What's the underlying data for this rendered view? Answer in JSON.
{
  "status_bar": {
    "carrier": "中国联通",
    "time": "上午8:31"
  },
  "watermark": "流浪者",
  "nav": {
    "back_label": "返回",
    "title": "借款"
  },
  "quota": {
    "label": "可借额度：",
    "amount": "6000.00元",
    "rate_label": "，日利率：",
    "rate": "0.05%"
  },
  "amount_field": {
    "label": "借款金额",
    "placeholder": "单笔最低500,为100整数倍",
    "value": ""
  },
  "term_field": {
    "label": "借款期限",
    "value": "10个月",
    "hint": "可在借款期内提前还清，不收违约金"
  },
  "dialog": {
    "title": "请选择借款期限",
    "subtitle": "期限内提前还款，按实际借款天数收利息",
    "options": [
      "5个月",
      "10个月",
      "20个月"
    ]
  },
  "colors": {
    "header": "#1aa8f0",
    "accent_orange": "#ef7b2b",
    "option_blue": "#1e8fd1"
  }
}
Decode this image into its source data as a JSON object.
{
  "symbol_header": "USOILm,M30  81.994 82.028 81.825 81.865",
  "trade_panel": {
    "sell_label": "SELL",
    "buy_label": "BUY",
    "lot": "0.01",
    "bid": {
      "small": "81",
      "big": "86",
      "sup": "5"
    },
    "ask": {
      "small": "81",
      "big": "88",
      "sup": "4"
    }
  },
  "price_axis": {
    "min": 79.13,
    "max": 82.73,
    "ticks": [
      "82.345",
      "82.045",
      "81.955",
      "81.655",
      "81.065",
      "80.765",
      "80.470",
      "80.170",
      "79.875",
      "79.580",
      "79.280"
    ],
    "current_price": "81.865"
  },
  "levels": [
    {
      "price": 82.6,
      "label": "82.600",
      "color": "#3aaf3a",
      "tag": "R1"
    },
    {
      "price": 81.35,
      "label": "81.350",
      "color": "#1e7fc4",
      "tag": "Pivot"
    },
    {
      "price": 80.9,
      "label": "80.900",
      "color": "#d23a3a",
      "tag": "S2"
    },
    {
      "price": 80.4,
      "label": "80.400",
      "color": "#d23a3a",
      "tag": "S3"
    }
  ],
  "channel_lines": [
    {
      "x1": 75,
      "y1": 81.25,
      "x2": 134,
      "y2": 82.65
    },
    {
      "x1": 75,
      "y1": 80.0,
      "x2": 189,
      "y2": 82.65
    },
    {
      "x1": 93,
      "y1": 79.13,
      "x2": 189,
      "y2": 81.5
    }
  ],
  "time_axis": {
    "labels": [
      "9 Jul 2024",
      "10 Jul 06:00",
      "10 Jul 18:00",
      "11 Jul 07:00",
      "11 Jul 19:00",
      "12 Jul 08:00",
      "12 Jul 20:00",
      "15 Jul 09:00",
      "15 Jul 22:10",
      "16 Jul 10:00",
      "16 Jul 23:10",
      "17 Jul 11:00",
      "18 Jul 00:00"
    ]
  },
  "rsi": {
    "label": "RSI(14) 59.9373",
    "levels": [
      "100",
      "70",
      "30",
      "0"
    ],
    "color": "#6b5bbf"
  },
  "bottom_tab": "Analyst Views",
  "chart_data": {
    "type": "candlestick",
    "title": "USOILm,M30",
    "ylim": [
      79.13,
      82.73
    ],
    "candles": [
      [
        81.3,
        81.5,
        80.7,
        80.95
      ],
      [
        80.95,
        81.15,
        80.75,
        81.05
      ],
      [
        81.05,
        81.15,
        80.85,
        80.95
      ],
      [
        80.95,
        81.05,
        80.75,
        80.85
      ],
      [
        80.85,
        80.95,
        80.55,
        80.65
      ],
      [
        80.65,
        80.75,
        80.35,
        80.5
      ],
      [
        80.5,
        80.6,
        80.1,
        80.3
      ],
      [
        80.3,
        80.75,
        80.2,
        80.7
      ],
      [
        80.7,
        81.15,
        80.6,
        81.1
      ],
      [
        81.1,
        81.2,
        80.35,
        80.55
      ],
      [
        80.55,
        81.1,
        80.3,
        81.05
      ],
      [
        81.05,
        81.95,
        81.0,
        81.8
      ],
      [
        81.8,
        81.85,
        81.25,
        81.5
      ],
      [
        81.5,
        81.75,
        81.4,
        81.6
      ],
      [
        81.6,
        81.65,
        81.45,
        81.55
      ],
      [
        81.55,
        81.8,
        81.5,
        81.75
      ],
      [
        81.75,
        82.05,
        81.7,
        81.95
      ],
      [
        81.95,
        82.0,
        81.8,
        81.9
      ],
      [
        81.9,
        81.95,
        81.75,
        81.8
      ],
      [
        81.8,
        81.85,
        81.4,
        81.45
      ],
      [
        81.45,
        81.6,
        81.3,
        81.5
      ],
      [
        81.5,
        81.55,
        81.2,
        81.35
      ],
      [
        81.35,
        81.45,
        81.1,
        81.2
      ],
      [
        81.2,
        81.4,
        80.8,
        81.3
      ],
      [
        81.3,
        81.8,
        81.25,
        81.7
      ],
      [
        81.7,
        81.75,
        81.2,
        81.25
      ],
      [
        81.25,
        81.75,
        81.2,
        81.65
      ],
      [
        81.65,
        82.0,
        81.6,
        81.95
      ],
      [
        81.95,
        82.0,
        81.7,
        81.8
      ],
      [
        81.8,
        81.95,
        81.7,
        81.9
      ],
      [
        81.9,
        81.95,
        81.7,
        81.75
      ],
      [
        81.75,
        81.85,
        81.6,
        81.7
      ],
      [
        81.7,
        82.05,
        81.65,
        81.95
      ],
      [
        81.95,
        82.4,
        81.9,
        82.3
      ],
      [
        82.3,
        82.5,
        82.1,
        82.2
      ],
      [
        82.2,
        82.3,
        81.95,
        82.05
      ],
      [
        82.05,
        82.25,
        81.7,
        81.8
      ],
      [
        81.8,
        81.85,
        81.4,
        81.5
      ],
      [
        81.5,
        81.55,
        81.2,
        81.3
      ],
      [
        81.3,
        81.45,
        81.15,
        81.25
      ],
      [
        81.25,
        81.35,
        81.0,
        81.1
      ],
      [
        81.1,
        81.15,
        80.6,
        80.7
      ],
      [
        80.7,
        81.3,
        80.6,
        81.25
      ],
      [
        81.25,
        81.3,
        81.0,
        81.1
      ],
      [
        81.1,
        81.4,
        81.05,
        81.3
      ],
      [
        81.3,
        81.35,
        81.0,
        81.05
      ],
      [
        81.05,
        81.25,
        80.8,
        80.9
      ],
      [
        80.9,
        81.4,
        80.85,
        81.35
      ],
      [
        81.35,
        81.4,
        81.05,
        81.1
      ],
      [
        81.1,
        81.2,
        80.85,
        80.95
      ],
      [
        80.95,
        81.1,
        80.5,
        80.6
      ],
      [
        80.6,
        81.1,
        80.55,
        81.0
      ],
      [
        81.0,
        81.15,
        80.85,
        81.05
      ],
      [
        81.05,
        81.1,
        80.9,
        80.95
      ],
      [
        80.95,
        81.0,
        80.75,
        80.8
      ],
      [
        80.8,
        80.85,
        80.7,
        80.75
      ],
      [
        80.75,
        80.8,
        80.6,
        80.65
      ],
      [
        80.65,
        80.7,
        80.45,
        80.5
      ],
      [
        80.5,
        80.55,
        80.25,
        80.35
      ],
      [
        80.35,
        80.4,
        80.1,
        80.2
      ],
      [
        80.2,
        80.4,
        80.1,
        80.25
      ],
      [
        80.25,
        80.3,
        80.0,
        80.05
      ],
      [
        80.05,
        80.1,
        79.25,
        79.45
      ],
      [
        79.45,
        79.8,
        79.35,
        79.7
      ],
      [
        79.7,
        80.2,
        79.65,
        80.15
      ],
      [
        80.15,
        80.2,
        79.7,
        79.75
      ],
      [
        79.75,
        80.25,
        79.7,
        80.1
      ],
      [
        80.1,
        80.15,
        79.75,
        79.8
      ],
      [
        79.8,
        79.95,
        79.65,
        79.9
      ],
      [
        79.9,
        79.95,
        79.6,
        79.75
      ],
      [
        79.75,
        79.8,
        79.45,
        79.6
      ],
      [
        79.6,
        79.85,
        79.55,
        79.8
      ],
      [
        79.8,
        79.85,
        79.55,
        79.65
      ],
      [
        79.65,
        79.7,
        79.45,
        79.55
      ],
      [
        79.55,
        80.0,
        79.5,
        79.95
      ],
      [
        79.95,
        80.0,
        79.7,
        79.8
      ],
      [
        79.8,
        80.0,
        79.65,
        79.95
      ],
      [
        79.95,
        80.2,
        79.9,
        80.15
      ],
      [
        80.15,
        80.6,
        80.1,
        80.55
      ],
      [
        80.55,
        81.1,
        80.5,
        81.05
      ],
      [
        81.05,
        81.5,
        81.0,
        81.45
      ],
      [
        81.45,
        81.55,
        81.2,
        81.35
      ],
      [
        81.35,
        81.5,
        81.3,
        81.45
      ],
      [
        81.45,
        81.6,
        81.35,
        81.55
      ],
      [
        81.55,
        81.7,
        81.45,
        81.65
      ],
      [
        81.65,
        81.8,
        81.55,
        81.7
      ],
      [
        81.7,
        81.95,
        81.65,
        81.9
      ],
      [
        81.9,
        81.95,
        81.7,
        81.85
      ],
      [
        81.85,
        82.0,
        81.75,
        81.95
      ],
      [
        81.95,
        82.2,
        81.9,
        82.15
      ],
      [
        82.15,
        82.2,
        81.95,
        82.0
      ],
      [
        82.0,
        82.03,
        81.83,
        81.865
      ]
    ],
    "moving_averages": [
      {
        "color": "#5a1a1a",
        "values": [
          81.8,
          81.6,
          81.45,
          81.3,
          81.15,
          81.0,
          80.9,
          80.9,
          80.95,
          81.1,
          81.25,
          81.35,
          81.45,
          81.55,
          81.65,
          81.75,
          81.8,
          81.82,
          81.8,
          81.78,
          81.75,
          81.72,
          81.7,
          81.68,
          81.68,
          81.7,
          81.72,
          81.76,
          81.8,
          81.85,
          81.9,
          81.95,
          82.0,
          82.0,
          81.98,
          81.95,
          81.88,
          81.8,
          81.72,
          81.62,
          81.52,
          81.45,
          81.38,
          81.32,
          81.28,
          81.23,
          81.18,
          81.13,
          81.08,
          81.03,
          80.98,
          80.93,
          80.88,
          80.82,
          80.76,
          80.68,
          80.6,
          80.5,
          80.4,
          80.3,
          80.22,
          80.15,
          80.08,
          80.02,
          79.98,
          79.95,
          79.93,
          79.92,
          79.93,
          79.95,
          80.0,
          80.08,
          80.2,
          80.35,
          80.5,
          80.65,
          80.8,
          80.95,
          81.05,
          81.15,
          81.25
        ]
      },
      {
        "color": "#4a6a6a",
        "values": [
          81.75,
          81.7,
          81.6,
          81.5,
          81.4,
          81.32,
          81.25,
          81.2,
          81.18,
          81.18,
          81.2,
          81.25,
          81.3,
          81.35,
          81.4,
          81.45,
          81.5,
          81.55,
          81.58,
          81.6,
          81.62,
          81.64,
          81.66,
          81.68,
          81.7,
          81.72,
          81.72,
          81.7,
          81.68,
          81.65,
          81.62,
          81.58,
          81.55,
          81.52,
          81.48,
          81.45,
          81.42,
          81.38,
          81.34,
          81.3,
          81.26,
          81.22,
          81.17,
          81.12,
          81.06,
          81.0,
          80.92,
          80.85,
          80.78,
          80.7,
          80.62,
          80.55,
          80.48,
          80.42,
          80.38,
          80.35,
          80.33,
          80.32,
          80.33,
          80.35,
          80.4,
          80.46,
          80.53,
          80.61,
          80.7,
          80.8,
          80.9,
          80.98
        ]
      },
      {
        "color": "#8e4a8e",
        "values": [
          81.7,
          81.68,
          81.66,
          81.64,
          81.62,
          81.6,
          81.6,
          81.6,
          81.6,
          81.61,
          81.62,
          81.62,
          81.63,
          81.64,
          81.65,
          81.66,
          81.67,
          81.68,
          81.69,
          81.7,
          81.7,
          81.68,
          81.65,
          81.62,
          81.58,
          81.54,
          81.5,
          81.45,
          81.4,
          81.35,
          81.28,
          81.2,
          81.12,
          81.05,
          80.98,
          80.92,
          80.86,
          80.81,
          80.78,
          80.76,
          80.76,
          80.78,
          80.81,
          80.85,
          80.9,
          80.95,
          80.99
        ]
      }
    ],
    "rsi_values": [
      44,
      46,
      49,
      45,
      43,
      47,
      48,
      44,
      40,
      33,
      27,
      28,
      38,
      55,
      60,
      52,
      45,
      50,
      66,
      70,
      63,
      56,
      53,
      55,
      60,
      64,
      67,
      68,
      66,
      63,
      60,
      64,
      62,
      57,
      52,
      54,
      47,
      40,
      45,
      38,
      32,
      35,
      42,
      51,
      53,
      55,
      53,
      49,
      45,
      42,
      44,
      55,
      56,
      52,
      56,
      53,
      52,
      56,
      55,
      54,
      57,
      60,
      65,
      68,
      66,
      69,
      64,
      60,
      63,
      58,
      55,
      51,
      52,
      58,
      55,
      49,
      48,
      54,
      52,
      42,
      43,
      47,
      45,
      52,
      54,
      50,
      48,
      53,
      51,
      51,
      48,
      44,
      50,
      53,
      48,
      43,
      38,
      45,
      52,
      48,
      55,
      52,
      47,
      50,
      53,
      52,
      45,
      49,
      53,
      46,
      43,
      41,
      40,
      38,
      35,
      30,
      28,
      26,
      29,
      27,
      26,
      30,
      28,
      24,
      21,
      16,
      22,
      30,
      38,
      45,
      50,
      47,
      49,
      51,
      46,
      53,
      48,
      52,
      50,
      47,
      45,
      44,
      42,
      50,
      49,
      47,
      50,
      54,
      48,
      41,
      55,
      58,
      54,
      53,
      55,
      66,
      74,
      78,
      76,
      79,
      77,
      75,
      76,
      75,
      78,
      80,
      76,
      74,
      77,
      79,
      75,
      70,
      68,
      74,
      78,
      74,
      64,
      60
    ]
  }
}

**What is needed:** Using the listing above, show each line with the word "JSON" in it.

**Exercise response:**
What's the underlying data for this rendered view? Answer in JSON.
Decode this image into its source data as a JSON object.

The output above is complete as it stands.